  22. One year after coming to UHart to teach a master class and receive an honorary MFA, Misty Copeland became the first African American female principal dancer with the prestigious American Ballet Theatre in 2015, changing the face of ballet. 

  23. Constance Baker Motley, HON ‘73 was lead trial attorney in many significant U.S. civil rights cases and the first African American woman to argue a case before the U.S. Supreme Court and to become a federal judge. 

  24. In October 1963, American Muslim minister Malcolm X spoke at UHart at the invitation of combined sociology, international relations, and political science clubs. 500 people came, twice the auditorium capacity, so the event moved outdoors. 

  25. As UHart remembers Dr. King’s dream of justice and equality this month, we also remember Bayard Rustin HON ’79 who organized the March on Washington for Jobs and Freedom where the speech was made and other events of the Civil Rights era.

  26. Bass-baritone opera singer Ryan Speedo Green ’08, alum of The Hartt School, performs for leading opera houses such as the Metropolitan Opera and Vienna State Opera.
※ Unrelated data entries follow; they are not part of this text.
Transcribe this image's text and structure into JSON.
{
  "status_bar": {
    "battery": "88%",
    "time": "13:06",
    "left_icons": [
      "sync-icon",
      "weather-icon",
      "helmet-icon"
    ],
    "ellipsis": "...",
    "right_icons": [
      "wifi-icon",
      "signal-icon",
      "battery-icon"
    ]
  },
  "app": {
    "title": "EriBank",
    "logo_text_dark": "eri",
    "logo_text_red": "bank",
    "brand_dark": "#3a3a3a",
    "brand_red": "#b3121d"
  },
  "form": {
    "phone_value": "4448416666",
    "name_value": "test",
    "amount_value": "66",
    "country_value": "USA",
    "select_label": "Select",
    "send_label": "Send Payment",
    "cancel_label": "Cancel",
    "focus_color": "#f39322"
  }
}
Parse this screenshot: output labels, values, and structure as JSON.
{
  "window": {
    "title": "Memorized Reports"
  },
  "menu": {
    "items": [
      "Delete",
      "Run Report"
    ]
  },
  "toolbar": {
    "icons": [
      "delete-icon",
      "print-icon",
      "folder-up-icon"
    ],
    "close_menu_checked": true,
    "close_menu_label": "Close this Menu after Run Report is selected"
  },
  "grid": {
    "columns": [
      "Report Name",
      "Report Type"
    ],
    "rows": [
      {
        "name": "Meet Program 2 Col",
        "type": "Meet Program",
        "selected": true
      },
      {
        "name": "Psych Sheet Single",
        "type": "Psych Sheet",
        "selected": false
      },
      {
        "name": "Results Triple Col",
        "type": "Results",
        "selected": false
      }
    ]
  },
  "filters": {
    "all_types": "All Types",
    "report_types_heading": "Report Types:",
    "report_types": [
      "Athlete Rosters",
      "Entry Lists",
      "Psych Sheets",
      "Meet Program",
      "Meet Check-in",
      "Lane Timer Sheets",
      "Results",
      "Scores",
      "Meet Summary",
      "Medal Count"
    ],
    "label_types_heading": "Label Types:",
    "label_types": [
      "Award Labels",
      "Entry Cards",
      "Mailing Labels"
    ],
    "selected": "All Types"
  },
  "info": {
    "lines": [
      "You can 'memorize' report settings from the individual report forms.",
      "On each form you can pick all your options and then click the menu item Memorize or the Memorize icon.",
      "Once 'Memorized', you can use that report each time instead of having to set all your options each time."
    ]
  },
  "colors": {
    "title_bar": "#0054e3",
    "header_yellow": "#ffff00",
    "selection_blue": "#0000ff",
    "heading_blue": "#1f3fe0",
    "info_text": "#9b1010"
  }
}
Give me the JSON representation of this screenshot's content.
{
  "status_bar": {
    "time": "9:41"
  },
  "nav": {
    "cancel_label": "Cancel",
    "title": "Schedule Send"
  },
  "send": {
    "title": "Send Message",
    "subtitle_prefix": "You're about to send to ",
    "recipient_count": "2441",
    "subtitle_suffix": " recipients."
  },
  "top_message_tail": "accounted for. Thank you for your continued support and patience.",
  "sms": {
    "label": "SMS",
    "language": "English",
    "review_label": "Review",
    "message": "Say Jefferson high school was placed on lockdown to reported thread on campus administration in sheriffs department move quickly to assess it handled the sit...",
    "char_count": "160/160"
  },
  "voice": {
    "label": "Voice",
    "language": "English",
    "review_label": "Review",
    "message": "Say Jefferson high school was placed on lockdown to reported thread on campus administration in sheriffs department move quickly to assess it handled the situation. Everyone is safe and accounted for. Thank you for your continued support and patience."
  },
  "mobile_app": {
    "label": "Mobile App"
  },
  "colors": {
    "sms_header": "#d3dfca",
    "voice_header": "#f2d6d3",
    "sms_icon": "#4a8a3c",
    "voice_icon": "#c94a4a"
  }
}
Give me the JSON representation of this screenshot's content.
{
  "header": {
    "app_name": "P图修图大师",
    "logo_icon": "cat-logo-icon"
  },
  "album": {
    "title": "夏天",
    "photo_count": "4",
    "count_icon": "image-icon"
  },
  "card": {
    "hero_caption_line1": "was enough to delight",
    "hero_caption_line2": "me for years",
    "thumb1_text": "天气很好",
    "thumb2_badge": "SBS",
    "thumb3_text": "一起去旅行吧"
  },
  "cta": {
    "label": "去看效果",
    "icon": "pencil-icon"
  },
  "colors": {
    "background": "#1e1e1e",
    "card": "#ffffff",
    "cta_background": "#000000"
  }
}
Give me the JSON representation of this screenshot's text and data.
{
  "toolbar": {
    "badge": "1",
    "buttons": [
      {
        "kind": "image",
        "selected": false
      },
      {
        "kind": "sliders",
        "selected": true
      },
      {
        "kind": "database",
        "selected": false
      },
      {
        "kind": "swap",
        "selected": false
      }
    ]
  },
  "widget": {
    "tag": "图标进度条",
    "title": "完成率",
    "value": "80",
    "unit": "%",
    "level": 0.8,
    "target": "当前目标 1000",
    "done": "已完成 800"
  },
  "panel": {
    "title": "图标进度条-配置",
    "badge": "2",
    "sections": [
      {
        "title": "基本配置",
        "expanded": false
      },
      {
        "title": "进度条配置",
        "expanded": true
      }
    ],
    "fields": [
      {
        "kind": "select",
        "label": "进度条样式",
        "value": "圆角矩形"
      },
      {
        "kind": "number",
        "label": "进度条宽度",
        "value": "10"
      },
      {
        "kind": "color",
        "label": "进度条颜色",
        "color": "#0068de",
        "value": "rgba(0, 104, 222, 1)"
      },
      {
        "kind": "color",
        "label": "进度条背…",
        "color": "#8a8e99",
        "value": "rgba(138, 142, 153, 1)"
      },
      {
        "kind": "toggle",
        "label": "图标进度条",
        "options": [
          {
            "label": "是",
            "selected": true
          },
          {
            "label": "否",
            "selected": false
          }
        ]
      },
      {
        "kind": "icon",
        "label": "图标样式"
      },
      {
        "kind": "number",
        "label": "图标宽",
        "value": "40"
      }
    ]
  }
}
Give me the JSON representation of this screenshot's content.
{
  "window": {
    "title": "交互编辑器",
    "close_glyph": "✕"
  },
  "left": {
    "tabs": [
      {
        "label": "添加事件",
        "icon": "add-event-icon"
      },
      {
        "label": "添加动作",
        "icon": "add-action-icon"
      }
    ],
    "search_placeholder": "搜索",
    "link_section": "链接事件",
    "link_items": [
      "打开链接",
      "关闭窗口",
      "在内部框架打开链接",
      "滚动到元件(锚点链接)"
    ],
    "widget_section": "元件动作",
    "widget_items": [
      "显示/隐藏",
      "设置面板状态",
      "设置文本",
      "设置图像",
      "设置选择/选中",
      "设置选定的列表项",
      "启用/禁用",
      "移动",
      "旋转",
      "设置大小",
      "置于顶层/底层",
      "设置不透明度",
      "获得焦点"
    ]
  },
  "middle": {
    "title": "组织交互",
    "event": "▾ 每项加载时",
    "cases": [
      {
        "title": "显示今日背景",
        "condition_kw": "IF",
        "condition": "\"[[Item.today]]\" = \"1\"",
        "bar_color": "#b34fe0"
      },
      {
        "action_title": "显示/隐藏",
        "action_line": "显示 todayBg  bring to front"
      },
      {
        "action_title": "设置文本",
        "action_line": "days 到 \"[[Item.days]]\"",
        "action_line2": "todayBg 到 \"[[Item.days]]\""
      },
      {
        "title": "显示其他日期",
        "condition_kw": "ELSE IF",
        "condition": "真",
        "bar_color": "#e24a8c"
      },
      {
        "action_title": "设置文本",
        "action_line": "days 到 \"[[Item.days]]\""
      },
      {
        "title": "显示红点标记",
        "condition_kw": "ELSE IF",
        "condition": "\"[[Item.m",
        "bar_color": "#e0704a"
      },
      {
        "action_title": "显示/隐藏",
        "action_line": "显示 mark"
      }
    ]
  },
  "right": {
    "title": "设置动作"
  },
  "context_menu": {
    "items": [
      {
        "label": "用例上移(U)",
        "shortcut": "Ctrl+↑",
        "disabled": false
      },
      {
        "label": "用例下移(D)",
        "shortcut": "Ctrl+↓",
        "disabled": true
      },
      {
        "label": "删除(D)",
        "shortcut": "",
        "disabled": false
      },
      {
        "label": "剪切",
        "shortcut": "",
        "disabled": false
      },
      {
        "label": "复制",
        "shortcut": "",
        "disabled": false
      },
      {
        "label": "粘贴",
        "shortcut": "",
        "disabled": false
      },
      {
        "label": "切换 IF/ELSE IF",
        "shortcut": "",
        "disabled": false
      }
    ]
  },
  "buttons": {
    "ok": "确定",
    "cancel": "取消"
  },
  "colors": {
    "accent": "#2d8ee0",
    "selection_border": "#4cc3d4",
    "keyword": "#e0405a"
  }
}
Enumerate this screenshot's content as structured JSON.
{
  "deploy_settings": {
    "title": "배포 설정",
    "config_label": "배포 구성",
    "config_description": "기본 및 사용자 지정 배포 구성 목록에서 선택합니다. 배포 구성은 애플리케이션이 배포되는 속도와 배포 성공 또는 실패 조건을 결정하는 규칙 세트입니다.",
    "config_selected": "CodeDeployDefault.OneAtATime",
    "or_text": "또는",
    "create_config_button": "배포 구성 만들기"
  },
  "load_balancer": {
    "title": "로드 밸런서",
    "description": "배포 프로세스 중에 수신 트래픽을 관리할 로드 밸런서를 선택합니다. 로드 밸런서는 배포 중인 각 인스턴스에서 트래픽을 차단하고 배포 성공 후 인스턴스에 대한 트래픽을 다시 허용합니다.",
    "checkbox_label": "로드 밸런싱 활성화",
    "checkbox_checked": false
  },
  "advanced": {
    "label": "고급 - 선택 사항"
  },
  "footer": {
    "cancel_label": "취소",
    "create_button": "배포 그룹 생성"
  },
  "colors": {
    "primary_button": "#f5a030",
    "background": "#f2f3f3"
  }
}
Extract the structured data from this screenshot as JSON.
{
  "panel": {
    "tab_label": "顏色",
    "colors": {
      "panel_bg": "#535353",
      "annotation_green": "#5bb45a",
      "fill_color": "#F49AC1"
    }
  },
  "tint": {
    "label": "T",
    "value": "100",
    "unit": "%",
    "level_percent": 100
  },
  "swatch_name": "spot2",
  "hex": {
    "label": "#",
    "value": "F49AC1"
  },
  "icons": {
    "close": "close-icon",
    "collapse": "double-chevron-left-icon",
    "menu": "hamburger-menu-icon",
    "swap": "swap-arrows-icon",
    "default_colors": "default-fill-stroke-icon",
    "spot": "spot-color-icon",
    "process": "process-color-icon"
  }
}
He won numerous awards and honors including the 2018 Marian Anderson (Hon. ’58) Vocal Award. 

  27. World-renowned poet Nikki Giovanni received an honorary degree and spoke with students about her creative work influenced by the civil rights movement on Feb. 5, 2020. She joins a number of famous African Americans who have received UHart honorary degrees.

  28. UHart knew how important Martin Luther King, Jr was before the whole world knew. In 1959 King was invited by UHart to speak at the Bushnell Memorial as part of the Keller Memorial Lecture Series. He spoke on “The Future of Integration,” a controversial topic at the time.

Upcoming Events

The University of Hartford will offer serval virtual events tied to Black History Month both this month and beyond. 


Join the faculty, students, and alumni of The Hartt School as they perform a special tribute to Dr. Martin Luther King revolving around this year's observance theme, Resistance, Activism, and Getting into Good Trouble. You can visit our website to learn more about the MLK celebration, or tune into the livestream of this performance anytime during the month of February. 


The University welcomes Dr. Yusef Salaam of the "Exonerated Five" as the featured speaker for this year's Martin Luther King Annual Observance. The conversation will be moderated by Dean of Students Aaron Isaacs and Russell Johnson '22. 


The Rogow Distinguished Visiting Lecturer Series presents, "How to Address Health Care Equity and Communities of Color." The Coronavirus pandemic is impacting communities of color at much higher rates than the population at large. Distinguished healthcare leaders will discuss systemic inequities, historical injustices that feed mistrust, and possible solutions.


The UHart community is invited to join a virtual discussion on “Covid 19 Recovery – The Role of Community in Prioritizing Education and Health for Children and Families of Color,” a conversation with Dr. Leslie Torres-Rodriguez, Superintendent, Hartford Public Schools. 


The Rogow Distinguished Visiting Lecturer Series will host a discussion on the topic of "Policing, Campuses, and Communities of Color" on March 25, 2021.